Depression and Isolation Among Seniors
In the most recent regional needs assessment, depression was identified as the second most diagnosed chronic condition in all adults. Due to stigma, social isolation and a lack of resources, older adults are particularly vulnerable. Depression is the top-ranked mental health indicator of morbidity in Washington County. According to the 2016 DAVS Area Plan, 40% of older adults identified depression, anxiety and stress as major health concerns.
Depression and isolation are serious health issues. One study from 2018 found that loneliness and social isolation is as harmful to your health as smoking 15 cigarettes a day. Depressed mood is the most prevalent risk factor for suicide in Washington County, and the highest suicide rate is among older adults.
Through Washington County’s Older Adult Behavioral Health Initiative, support is available for older adults at risk for and currently experiencing symptoms of anxiety and depression. A variety of programs that help reduce risk factors of anxiety and depression are supported by the initiative.

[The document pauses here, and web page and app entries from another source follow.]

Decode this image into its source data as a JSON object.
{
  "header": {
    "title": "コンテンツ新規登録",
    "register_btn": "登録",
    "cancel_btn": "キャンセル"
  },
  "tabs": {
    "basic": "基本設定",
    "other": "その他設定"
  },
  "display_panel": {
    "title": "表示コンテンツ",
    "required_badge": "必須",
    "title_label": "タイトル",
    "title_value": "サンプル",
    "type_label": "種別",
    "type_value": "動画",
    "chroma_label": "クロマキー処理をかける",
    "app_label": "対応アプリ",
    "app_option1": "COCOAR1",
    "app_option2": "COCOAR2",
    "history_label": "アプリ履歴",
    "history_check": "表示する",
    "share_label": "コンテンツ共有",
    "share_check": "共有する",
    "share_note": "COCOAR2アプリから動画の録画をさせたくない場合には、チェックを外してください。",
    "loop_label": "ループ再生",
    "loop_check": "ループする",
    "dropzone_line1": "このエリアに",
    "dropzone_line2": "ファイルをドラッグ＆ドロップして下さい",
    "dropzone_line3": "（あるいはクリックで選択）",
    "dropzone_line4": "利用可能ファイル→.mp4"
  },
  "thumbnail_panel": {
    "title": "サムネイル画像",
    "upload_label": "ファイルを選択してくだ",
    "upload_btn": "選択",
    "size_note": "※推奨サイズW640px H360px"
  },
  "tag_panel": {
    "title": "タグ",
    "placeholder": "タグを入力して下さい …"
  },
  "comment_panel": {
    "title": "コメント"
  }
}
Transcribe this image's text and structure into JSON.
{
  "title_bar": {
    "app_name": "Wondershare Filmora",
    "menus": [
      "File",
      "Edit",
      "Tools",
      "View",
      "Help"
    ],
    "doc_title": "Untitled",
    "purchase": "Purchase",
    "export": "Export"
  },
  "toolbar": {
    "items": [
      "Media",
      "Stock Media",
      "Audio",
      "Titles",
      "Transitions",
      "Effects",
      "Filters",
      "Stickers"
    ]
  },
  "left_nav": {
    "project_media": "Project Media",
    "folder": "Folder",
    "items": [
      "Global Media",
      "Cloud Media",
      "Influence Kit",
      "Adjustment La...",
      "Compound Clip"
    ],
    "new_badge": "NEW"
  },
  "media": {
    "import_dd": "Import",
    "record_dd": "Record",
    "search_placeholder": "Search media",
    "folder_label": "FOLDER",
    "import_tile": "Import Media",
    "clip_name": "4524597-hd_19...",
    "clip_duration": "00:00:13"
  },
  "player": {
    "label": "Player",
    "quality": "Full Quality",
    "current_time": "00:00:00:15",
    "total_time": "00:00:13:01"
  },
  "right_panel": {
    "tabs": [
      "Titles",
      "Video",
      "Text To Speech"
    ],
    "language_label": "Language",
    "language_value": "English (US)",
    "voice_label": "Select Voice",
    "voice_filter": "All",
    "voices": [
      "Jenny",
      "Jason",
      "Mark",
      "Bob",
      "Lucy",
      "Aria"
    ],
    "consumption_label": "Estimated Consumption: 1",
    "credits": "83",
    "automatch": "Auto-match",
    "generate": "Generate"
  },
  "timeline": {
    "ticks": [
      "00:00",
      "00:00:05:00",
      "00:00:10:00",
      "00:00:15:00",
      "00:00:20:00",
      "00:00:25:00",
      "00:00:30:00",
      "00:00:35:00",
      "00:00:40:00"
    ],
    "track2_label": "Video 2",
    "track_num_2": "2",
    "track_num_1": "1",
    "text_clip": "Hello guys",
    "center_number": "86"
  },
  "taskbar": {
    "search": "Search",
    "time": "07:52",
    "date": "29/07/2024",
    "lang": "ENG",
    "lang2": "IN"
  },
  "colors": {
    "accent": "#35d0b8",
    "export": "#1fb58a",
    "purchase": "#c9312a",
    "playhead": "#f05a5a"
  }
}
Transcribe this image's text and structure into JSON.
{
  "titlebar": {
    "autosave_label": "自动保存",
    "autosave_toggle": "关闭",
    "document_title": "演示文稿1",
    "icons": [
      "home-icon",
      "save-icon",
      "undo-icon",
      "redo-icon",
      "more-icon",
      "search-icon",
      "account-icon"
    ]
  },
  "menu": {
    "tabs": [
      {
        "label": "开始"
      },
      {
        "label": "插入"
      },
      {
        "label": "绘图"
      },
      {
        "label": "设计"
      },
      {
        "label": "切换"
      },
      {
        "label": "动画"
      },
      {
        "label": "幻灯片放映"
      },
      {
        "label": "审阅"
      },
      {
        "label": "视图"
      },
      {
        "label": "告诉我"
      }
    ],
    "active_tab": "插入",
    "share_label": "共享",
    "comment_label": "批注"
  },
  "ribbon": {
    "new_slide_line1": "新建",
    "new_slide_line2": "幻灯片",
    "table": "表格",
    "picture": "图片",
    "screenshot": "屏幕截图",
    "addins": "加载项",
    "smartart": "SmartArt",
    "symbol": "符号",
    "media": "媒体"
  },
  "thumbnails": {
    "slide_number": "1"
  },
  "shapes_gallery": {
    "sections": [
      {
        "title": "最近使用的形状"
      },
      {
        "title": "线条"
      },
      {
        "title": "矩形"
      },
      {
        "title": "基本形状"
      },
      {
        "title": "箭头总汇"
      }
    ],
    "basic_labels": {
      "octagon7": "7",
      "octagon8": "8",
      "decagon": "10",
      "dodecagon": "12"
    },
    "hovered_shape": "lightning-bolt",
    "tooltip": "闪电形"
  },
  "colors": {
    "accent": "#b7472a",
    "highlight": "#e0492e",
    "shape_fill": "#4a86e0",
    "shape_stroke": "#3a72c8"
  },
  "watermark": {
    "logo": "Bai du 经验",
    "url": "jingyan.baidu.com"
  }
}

1. Stevens JA, Ballesteros MF, Mack KA, Rudd RA, DeCaro E, Adler G. "Gender differences in seeking care for falls in the aged Medicare Population." American Journal of Preventive Medicine 2012;43:59–62. https://www.ncbi.nlm.nih.gov/pubmed/22704747